RSA has yet to say precisely what information was stolen, leading to speculation it includes the seeds used to generate one-time passwords on SecurID tokens. RSA has instead offered customers generic security advice, such as “enforce strong password and pin policies,” and “re-educate employees on the importance of avoiding suspicious emails.” ®

5 things you didn’t know about cloud backup

More from The Register

next story
Goog says patch⁵⁰ your Chrome
64-bit browser loads cat vids FIFTEEN PERCENT faster!
Chinese hackers spied on investigators of Flight MH370 - report
Classified data on flight's disappearance pinched
KER-CHING! CryptoWall ransomware scam rakes in $1 MEEELLION
Anatomy of the net's most destructive ransomware threat
NIST to sysadmins: clean up your SSH mess
Too many keys, too badly managed
Scratched PC-dispatch patch patched, hatched in batch rematch
Windows security update fixed after triggering blue screens (and screams) of death
Researchers camouflage haxxor traps with fake application traffic
Honeypots sweetened to resemble actual workloads, complete with 'secure' logins
prev story

Whitepapers

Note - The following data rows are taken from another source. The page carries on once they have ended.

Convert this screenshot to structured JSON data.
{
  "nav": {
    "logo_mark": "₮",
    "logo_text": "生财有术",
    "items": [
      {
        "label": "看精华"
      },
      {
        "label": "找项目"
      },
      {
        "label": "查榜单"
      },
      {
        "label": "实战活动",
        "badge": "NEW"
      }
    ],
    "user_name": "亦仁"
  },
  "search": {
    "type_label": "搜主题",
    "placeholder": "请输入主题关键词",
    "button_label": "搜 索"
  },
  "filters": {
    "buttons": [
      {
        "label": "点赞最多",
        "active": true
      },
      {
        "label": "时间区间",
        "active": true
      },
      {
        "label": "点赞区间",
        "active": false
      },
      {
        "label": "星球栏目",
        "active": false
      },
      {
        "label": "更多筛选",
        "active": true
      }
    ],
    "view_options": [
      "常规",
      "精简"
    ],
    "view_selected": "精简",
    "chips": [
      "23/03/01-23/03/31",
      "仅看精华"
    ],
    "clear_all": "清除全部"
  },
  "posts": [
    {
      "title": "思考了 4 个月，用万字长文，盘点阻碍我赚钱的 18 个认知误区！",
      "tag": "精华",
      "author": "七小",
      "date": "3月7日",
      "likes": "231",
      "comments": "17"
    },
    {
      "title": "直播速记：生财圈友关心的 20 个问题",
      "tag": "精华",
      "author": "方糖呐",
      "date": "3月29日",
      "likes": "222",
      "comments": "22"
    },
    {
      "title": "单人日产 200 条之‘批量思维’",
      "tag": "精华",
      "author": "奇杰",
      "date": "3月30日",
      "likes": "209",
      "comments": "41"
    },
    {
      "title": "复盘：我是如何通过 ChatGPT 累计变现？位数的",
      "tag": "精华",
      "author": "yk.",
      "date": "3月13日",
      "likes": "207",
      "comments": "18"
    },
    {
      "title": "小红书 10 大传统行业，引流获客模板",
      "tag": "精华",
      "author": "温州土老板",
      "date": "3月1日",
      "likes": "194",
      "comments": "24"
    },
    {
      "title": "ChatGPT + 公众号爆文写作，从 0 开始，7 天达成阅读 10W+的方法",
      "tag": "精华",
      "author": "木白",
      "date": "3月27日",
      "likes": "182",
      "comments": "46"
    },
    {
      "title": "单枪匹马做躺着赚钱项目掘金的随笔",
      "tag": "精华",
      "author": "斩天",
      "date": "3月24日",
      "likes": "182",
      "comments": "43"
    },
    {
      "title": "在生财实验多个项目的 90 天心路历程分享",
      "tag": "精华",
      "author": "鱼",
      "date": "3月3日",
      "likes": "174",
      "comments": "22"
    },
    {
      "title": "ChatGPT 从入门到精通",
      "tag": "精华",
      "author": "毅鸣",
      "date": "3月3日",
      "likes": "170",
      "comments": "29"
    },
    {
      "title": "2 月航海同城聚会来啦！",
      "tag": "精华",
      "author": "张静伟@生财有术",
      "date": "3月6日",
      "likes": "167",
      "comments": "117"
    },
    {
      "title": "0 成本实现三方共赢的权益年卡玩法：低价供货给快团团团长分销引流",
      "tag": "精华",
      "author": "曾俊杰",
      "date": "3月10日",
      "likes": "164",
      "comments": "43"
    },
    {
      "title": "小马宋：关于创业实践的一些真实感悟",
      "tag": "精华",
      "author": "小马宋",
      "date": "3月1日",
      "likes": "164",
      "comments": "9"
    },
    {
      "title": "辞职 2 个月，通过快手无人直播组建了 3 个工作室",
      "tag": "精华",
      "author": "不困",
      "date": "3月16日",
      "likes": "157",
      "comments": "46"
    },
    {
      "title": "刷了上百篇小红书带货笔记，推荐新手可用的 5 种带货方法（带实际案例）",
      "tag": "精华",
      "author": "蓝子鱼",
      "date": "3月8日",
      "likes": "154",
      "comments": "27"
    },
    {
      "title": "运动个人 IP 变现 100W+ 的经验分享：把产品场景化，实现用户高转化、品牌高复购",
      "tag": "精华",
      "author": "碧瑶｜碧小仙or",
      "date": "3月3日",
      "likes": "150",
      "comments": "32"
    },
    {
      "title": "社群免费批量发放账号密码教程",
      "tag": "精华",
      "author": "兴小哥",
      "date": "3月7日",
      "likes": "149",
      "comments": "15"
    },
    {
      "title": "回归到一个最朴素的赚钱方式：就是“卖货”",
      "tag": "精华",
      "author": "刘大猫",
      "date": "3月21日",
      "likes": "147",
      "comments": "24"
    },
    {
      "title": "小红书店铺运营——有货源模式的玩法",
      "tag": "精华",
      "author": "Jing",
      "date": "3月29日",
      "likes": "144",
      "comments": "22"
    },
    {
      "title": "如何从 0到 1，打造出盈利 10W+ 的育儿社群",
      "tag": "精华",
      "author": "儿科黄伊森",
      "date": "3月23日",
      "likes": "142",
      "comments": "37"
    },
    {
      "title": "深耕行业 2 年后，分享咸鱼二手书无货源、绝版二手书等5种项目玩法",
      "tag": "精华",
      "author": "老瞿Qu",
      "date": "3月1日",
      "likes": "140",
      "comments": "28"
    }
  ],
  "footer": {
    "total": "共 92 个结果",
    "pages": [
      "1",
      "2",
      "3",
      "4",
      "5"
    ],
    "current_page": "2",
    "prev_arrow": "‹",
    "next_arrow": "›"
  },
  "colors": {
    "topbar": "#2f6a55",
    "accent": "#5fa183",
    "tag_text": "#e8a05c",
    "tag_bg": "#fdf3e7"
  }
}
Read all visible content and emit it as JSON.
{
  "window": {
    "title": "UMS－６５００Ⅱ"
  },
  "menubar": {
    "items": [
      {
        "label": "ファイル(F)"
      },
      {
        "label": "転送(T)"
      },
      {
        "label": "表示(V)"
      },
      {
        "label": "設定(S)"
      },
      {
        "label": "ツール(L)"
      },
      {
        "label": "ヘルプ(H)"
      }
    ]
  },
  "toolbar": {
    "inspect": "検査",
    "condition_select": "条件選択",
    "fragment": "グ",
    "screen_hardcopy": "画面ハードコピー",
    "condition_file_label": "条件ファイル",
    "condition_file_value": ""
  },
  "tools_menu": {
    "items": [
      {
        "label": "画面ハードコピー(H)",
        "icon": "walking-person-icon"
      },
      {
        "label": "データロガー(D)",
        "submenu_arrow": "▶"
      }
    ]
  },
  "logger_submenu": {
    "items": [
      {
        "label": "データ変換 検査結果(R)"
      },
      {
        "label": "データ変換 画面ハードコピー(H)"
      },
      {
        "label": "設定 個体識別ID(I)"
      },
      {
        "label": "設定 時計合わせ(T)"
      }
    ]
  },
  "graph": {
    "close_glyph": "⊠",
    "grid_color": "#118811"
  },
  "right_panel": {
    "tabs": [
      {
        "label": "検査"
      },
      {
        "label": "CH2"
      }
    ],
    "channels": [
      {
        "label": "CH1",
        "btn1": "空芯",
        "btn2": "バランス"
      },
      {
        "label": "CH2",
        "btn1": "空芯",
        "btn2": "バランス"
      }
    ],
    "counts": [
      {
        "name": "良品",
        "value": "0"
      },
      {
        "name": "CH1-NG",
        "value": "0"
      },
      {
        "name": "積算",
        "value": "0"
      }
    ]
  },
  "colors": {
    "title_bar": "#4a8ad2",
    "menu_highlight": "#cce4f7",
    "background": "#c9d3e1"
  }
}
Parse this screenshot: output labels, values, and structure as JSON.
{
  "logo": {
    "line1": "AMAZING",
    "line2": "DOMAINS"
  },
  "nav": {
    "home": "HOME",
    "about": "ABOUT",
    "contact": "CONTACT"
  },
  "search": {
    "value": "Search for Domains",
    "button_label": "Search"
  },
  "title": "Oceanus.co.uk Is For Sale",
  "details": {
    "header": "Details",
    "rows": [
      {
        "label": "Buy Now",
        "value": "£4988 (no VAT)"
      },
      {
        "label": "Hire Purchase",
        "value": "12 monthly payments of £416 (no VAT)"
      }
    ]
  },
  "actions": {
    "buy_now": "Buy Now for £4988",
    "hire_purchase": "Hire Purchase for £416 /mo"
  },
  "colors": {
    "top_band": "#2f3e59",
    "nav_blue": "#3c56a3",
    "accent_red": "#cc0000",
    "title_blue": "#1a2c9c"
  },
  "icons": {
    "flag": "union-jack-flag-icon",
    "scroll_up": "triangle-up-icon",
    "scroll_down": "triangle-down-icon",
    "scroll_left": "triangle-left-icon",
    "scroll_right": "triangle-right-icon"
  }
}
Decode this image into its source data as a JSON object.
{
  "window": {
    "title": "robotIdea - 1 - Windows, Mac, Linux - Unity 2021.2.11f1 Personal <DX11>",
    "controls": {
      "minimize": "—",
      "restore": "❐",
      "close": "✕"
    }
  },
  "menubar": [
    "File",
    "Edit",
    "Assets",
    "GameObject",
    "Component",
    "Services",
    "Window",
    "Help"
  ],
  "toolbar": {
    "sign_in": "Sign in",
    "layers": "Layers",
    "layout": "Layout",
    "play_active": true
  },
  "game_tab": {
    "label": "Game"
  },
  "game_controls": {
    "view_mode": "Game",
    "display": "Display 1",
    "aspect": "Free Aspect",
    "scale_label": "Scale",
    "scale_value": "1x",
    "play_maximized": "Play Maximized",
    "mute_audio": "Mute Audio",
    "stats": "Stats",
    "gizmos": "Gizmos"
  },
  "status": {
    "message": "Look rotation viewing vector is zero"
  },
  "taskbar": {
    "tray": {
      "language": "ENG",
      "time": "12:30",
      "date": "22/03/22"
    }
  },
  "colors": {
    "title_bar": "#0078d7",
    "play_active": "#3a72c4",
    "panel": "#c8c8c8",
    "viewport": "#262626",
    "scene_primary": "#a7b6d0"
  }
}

Gartner critical capabilities for enterprise endpoint backup
Learn why inSync received the highest overall rating from Druva and is the top choice for the mobile workforce.
Implementing global e-invoicing with guaranteed legal certainty
Explaining the role local tax compliance plays in successful supply chain management and e-business and how leading global brands are addressing this.
Rethinking backup and recovery in the modern data center
Combining intelligence, operational analytics, and automation to enable efficient, data-driven IT organizations using the HP ABR approach.
Consolidation: The Foundation for IT Business Transformation
In this whitepaper learn how effective consolidation of IT and business resources can enable multiple, meaningful business benefits.
Next gen security for virtualised datacentres
Legacy security solutions are inefficient due to the architectural differences between physical and virtual environments.